> Assigned task
After reading the data, copy it out in full and exactly.

> Source information
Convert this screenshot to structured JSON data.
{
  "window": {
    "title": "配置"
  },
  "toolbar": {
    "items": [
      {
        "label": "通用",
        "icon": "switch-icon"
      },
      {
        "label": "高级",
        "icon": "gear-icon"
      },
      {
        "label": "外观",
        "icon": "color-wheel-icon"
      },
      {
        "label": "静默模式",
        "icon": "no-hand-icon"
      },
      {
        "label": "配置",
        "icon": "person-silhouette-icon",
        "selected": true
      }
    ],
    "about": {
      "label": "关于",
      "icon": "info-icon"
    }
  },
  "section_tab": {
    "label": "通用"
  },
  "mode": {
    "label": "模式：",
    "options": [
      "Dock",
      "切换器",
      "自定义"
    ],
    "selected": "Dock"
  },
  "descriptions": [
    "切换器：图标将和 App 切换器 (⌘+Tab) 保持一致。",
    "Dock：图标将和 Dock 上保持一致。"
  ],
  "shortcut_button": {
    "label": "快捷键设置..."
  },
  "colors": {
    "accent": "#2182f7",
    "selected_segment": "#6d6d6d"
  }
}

> Exercise result
Convert this screenshot to structured JSON data.
{
  "window": {
    "title": "配置"
  },
  "toolbar": {
    "items": [
      {
        "label": "通用",
        "icon": "switch-icon"
      },
      {
        "label": "高级",
        "icon": "gear-icon"
      },
      {
        "label": "外观",
        "icon": "color-wheel-icon"
      },
      {
        "label": "静默模式",
        "icon": "no-hand-icon"
      },
      {
        "label": "配置",
        "icon": "person-silhouette-icon",
        "selected": true
      }
    ],
    "about": {
      "label": "关于",
      "icon": "info-icon"
    }
  },
  "section_tab": {
    "label": "通用"
  },
  "mode": {
    "label": "模式：",
    "options": [
      "Dock",
      "切换器",
      "自定义"
    ],
    "selected": "Dock"
  },
  "descriptions": [
    "切换器：图标将和 App 切换器 (⌘+Tab) 保持一致。",
    "Dock：图标将和 Dock 上保持一致。"
  ],
  "shortcut_button": {
    "label": "快捷键设置..."
  },
  "colors": {
    "accent": "#2182f7",
    "selected_segment": "#6d6d6d"
  }
}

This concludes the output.